Finding a critically imperiled species would be enough to raise alarm over the negligently planned construction for Eagles Island, not to mention the impact the construction could have on the wetlands and surrounding ecosystems. However, there is yet another crack in these proposals that cannot be overlooked: Eagles Island is a part of the Gullah Geechee Cultural Heritage Corridor.
When Hernandez leads ecotours around Eagles Island, she focuses on the wetland’s cultural history just as much as its wildlife. She particularly focuses on the lasting impact of the Gullah Geechee, a group of people kidnapped from Africa’s west coast for their society’s advancements in rice cultivation. The enslaved Gullah Geechee not only hand dug Eagles Island’s rice canals, but engineered the canal system themselves, which still exists today for Hernandez to lead ecotours through.
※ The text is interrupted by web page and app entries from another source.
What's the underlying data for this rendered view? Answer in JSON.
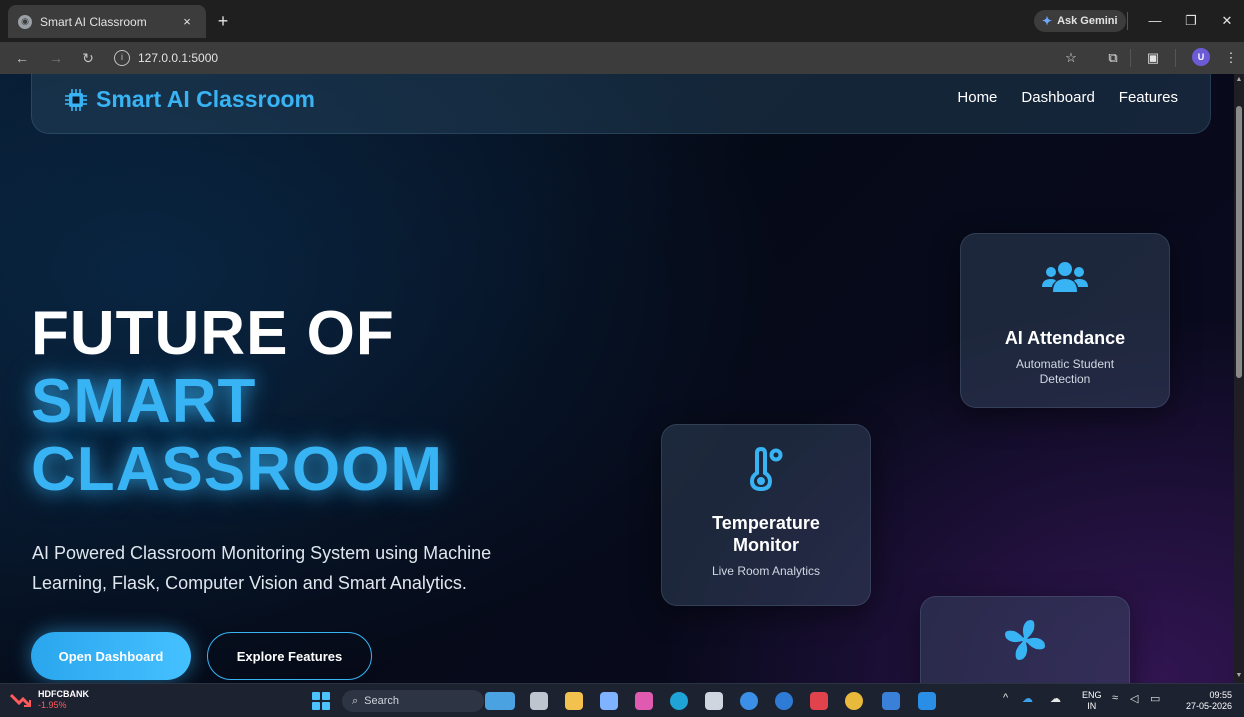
{
  "browser": {
    "tab_title": "Smart AI Classroom",
    "tab_close": "×",
    "new_tab": "+",
    "gemini_label": "Ask Gemini",
    "url": "127.0.0.1:5000",
    "profile_initial": "U"
  },
  "site": {
    "brand": "Smart AI Classroom",
    "nav": [
      "Home",
      "Dashboard",
      "Features"
    ],
    "hero": {
      "line1": "FUTURE OF",
      "line2": "SMART",
      "line3": "CLASSROOM",
      "subtitle": "AI Powered Classroom Monitoring System using Machine Learning, Flask, Computer Vision and Smart Analytics."
    },
    "buttons": {
      "primary": "Open Dashboard",
      "secondary": "Explore Features"
    },
    "cards": [
      {
        "title": "AI Attendance",
        "desc": "Automatic Student Detection",
        "icon": "users-icon"
      },
      {
        "title": "Temperature Monitor",
        "desc": "Live Room Analytics",
        "icon": "thermometer-icon"
      },
      {
        "title": "",
        "desc": "",
        "icon": "fan-icon"
      }
    ],
    "accent_color": "#38b3f4"
  },
  "taskbar": {
    "stock_name": "HDFCBANK",
    "stock_change": "-1.95%",
    "search_placeholder": "Search",
    "lang_top": "ENG",
    "lang_bottom": "IN",
    "time": "09:55",
    "date": "27-05-2026"
  }
}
“There’s so much history, important history, that I feel like people need to be aware of out there,” says Hernandez. “Not just people who are residents here, but also visitors … who might consider moving here one day, so they’ll be good stewards of our coastal ecosystems once they do arrive.”
If the construction planned for Eagles Island is carried out, an important wetland will be contaminated, a cultural heritage site will be degraded and some of the last remaining rare skippers on our planet will almost surely be wiped out. Let’s spread the word and hope that the Eagles Island stakeholders change their minds, choosing to save these little golden butterflies over yet another towering hotel.
Morgan Greene is a junior at UNCW majoring in biology with a concentration in freshwater and terrestrial conservation. She enjoys sharing fun facts about insects and other tiny animals on her blog, The ArthroBlogger, found at thearthroblogger.com.
Kay Lynn Hernandez is the owner of Wilmington Outdoor Adventures. Learn more about the company at www.wilmingtonoutdooradventures.com.
About the Rare Skipper
The rare skipper is a very small butterfly that lives along the Atlantic coast in fresh or brackish tidal marshes and abandoned rice paddies. Its upperside is yellow-orange with black borders; the borders are wider in the female. It is endangered and vulnerable to extinction. In North Carolina, the only two counties where it has been reported since 1980 are Brunswick and New Hanover, according to Butterflies of North Carolina: Their Distribution and Abundance by Harry LeGrand and Tom Howard. (See https://auth1.dpr.ncparks.gov/nbnc/a/accounts.php.)
How did Kay Lynn Hernandez know to look for the rare skipper on Eagles Island? She had seen two plants that she knew to be attractive to the skipper: Pickerelweed and Arrowhead. When these native plants were in flower, she knew to look in their vicinity.
Pickerelweed, or Pontederia cordata, has heart-shaped leaves, and can be three feet tall. It produces a six-inch spike of small purple flowers that bloom from the bottom up.
Bulltongue Arrowhead, or Sagittaria lancifolia, pictured on our cover, is a broadleaf wetlands plant that can grow to three feet tall throughout the Southeast. It has striking white flowers.